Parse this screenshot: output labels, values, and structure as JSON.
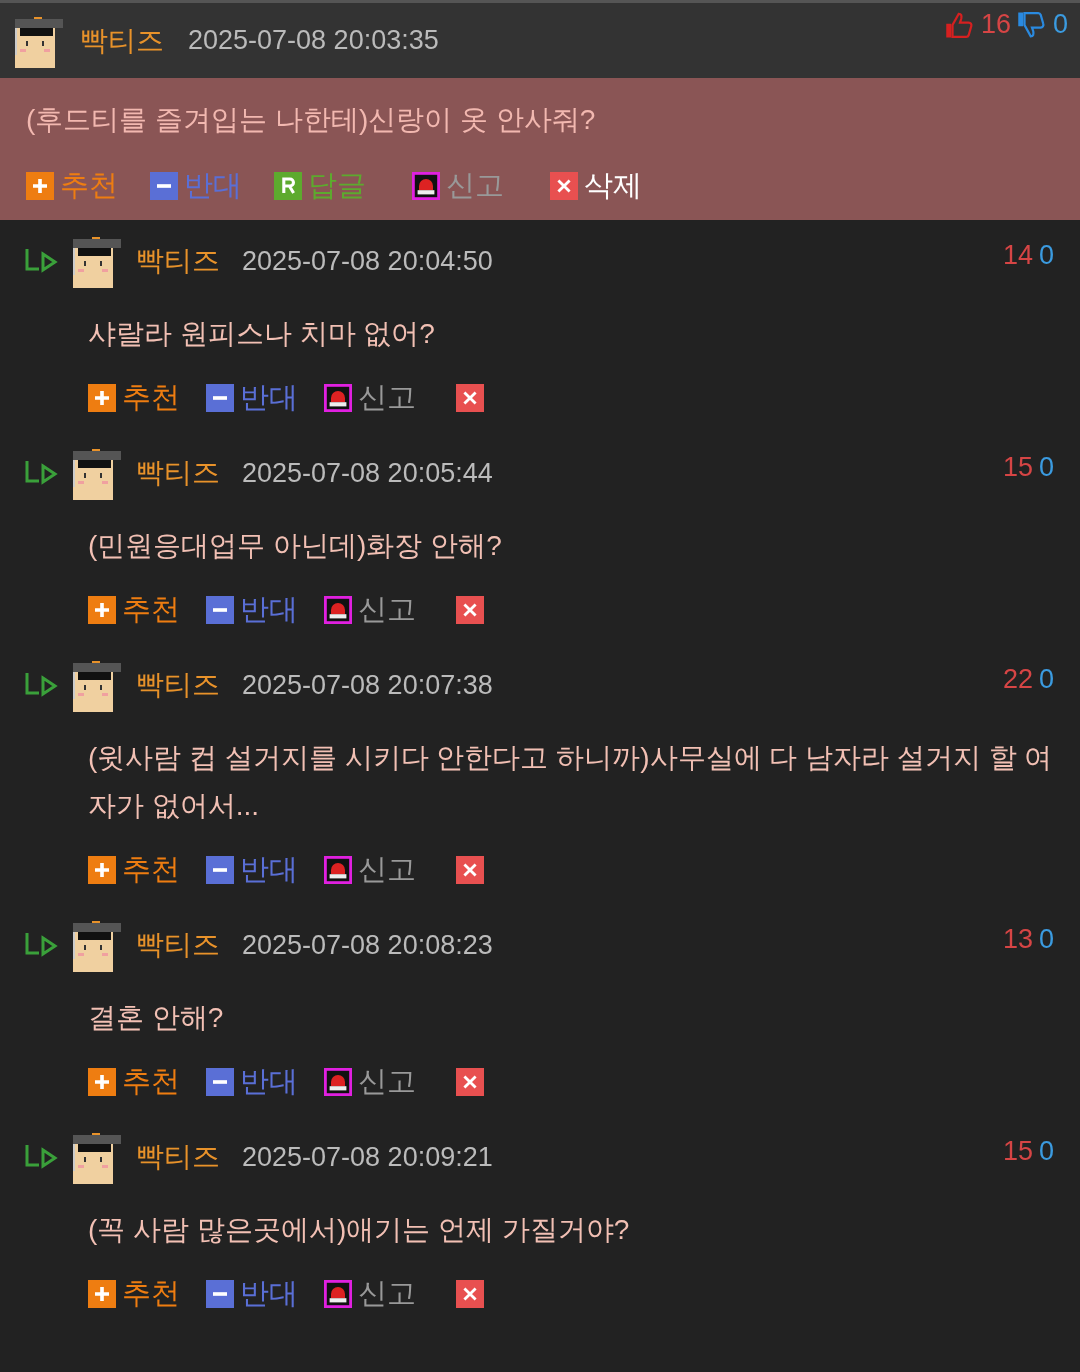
{
  "post": {
    "author": "빡티즈",
    "time": "2025-07-08 20:03:35",
    "likes": "16",
    "dislikes": "0",
    "text": "(후드티를 즐겨입는 나한테)신랑이 옷 안사줘?",
    "actions": [
      {
        "kind": "recommend",
        "label": "추천"
      },
      {
        "kind": "oppose",
        "label": "반대"
      },
      {
        "kind": "reply",
        "label": "답글"
      },
      {
        "kind": "report",
        "label": "신고"
      },
      {
        "kind": "delete",
        "label": "삭제"
      }
    ]
  },
  "replies": [
    {
      "author": "빡티즈",
      "time": "2025-07-08 20:04:50",
      "likes": "14",
      "dislikes": "0",
      "text": "샤랄라 원피스나 치마 없어?",
      "actions": [
        {
          "kind": "recommend",
          "label": "추천"
        },
        {
          "kind": "oppose",
          "label": "반대"
        },
        {
          "kind": "report",
          "label": "신고"
        },
        {
          "kind": "delete"
        }
      ]
    },
    {
      "author": "빡티즈",
      "time": "2025-07-08 20:05:44",
      "likes": "15",
      "dislikes": "0",
      "text": "(민원응대업무 아닌데)화장 안해?",
      "actions": [
        {
          "kind": "recommend",
          "label": "추천"
        },
        {
          "kind": "oppose",
          "label": "반대"
        },
        {
          "kind": "report",
          "label": "신고"
        },
        {
          "kind": "delete"
        }
      ]
    },
    {
      "author": "빡티즈",
      "time": "2025-07-08 20:07:38",
      "likes": "22",
      "dislikes": "0",
      "text": "(윗사람 컵 설거지를 시키다 안한다고 하니까)사무실에 다 남자라 설거지 할 여자가 없어서...",
      "actions": [
        {
          "kind": "recommend",
          "label": "추천"
        },
        {
          "kind": "oppose",
          "label": "반대"
        },
        {
          "kind": "report",
          "label": "신고"
        },
        {
          "kind": "delete"
        }
      ]
    },
    {
      "author": "빡티즈",
      "time": "2025-07-08 20:08:23",
      "likes": "13",
      "dislikes": "0",
      "text": "결혼 안해?",
      "actions": [
        {
          "kind": "recommend",
          "label": "추천"
        },
        {
          "kind": "oppose",
          "label": "반대"
        },
        {
          "kind": "report",
          "label": "신고"
        },
        {
          "kind": "delete"
        }
      ]
    },
    {
      "author": "빡티즈",
      "time": "2025-07-08 20:09:21",
      "likes": "15",
      "dislikes": "0",
      "text": "(꼭 사람 많은곳에서)애기는 언제 가질거야?",
      "actions": [
        {
          "kind": "recommend",
          "label": "추천"
        },
        {
          "kind": "oppose",
          "label": "반대"
        },
        {
          "kind": "report",
          "label": "신고"
        },
        {
          "kind": "delete"
        }
      ]
    }
  ]
}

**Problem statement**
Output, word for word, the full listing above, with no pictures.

**Solution to this problem**
Parse this screenshot: output labels, values, and structure as JSON.
{
  "post": {
    "author": "빡티즈",
    "time": "2025-07-08 20:03:35",
    "likes": "16",
    "dislikes": "0",
    "text": "(후드티를 즐겨입는 나한테)신랑이 옷 안사줘?",
    "actions": [
      {
        "kind": "recommend",
        "label": "추천"
      },
      {
        "kind": "oppose",
        "label": "반대"
      },
      {
        "kind": "reply",
        "label": "답글"
      },
      {
        "kind": "report",
        "label": "신고"
      },
      {
        "kind": "delete",
        "label": "삭제"
      }
    ]
  },
  "replies": [
    {
      "author": "빡티즈",
      "time": "2025-07-08 20:04:50",
      "likes": "14",
      "dislikes": "0",
      "text": "샤랄라 원피스나 치마 없어?",
      "actions": [
        {
          "kind": "recommend",
          "label": "추천"
        },
        {
          "kind": "oppose",
          "label": "반대"
        },
        {
          "kind": "report",
          "label": "신고"
        },
        {
          "kind": "delete"
        }
      ]
    },
    {
      "author": "빡티즈",
      "time": "2025-07-08 20:05:44",
      "likes": "15",
      "dislikes": "0",
      "text": "(민원응대업무 아닌데)화장 안해?",
      "actions": [
        {
          "kind": "recommend",
          "label": "추천"
        },
        {
          "kind": "oppose",
          "label": "반대"
        },
        {
          "kind": "report",
          "label": "신고"
        },
        {
          "kind": "delete"
        }
      ]
    },
    {
      "author": "빡티즈",
      "time": "2025-07-08 20:07:38",
      "likes": "22",
      "dislikes": "0",
      "text": "(윗사람 컵 설거지를 시키다 안한다고 하니까)사무실에 다 남자라 설거지 할 여자가 없어서...",
      "actions": [
        {
          "kind": "recommend",
          "label": "추천"
        },
        {
          "kind": "oppose",
          "label": "반대"
        },
        {
          "kind": "report",
          "label": "신고"
        },
        {
          "kind": "delete"
        }
      ]
    },
    {
      "author": "빡티즈",
      "time": "2025-07-08 20:08:23",
      "likes": "13",
      "dislikes": "0",
      "text": "결혼 안해?",
      "actions": [
        {
          "kind": "recommend",
          "label": "추천"
        },
        {
          "kind": "oppose",
          "label": "반대"
        },
        {
          "kind": "report",
          "label": "신고"
        },
        {
          "kind": "delete"
        }
      ]
    },
    {
      "author": "빡티즈",
      "time": "2025-07-08 20:09:21",
      "likes": "15",
      "dislikes": "0",
      "text": "(꼭 사람 많은곳에서)애기는 언제 가질거야?",
      "actions": [
        {
          "kind": "recommend",
          "label": "추천"
        },
        {
          "kind": "oppose",
          "label": "반대"
        },
        {
          "kind": "report",
          "label": "신고"
        },
        {
          "kind": "delete"
        }
      ]
    }
  ]
}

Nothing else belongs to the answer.